With over 2.5 million Muslims now living in the United States, including many who were born in this country, it is very likely that you will have Muslim coworkers, customers, managers and / or employees. So it is important to understand some of the items which may come up in the workplace with this aspect of religious and multicultural diversity.
Here are just three items to consider:
1) The Muslim religious obligation. For the devout Muslim, the most holy time when many Muslims go to their mosque to worship is Friday at noon. Many Muslims would appreciate having an extended lunch hour to attend services. I once had a devout Muslim working for me, and I made sure to never schedule a department meeting around noon on Fridays nor expected him to attend key meetings around the time.
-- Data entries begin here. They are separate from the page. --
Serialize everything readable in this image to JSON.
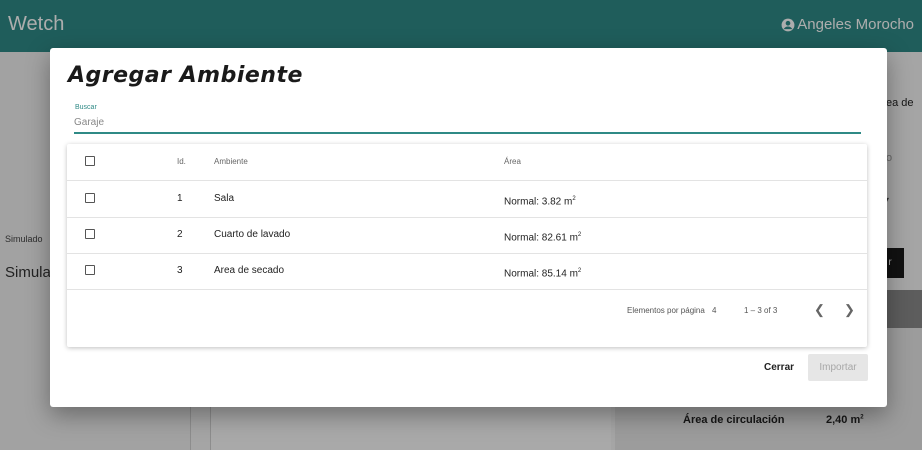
{
  "app": {
    "title": "Wetch",
    "user_name": "Angeles Morocho"
  },
  "background": {
    "sim_small": "Simulado",
    "sim_big": "Simula",
    "right_text": "ea de",
    "right_placeholder": "o",
    "right_button": "r",
    "area_label": "Área de circulación",
    "area_value": "2,40 m",
    "area_sup": "2"
  },
  "dialog": {
    "title": "Agregar Ambiente",
    "search": {
      "label": "Buscar",
      "placeholder": "Garaje"
    },
    "table": {
      "columns": {
        "id": "Id.",
        "ambiente": "Ambiente",
        "area": "Área"
      },
      "rows": [
        {
          "id": "1",
          "ambiente": "Sala",
          "area": "Normal: 3.82 m",
          "unit_sup": "2"
        },
        {
          "id": "2",
          "ambiente": "Cuarto de lavado",
          "area": "Normal: 82.61 m",
          "unit_sup": "2"
        },
        {
          "id": "3",
          "ambiente": "Area de secado",
          "area": "Normal: 85.14 m",
          "unit_sup": "2"
        }
      ]
    },
    "paginator": {
      "label": "Elementos por página",
      "page_size": "4",
      "range": "1 – 3 of 3"
    },
    "buttons": {
      "close": "Cerrar",
      "import": "Importar"
    }
  },
  "colors": {
    "primary": "#2f8a86",
    "overlay": "rgba(0,0,0,0.32)"
  }
}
2) Interaction with women. The devout Muslim woman is not allowed to have physical contact except with her husband or close male relative. This may be important to consider when a female Muslim work associate is being introduced to a male. Often our custom is to shake hands when introduced, but this may not be feasible in this case. If you know you are being introduced to a Muslim woman, simply nod your head in acknowledgement and say “very glad to meet you.” If you are unaware that the woman is Muslim and she does not extent her hand back to you, please do not be offended. I would hope that the Muslim woman would be gracious and say something like “my religion does not permit me to touch a male, but I am very glad to be here and to meet you.”3) Traditional dress. Wearing a hijab, or headscarf, is for many Muslim women a visible expression of the faith, piety or modesty. There have already been several cases brought to the EEOC (Employment Equal Opportunity Commission) from employers who felt this dress violated corporate dress codes, especially in customer-facing roles, and in most cases, the EEOC sides with the employee. One of the most visible cases was the clothing store Abercrombie and Fitch’s refusal to hire Samantha Elauf, a Muslim, because of her religious practice of wearing a hijab. (See EEOC press release about this case.)
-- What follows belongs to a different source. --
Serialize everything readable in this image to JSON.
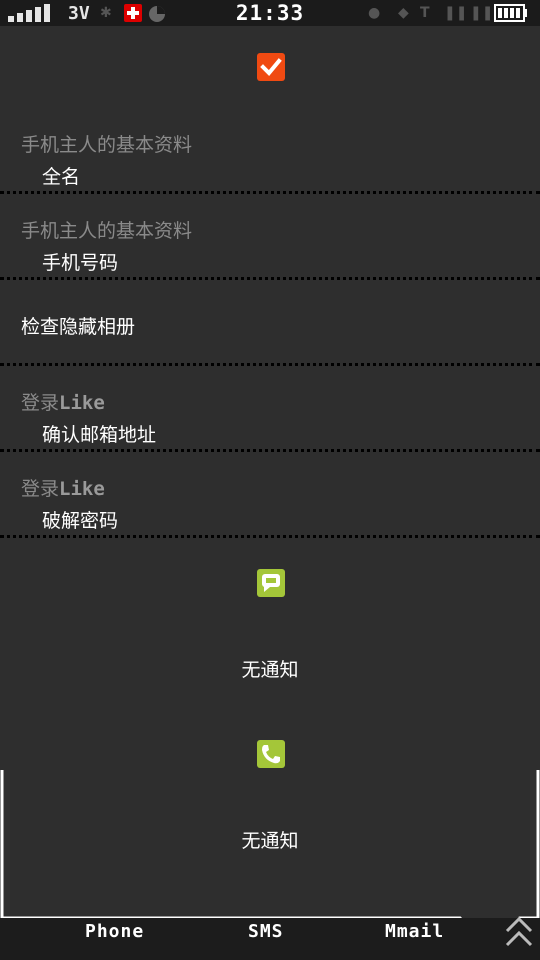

Here is an excellent resource available from the EEOC which goes in more depth on some these issues and additional ones.
Overall, these are simple and reasonable “religious accommodations” as with working with other people of faith in the workplace. It makes good business sense to provide a little flexibility and respect to build a workplace climate where everyone feels included, can be themselves, and bring the very best of their talent to the job.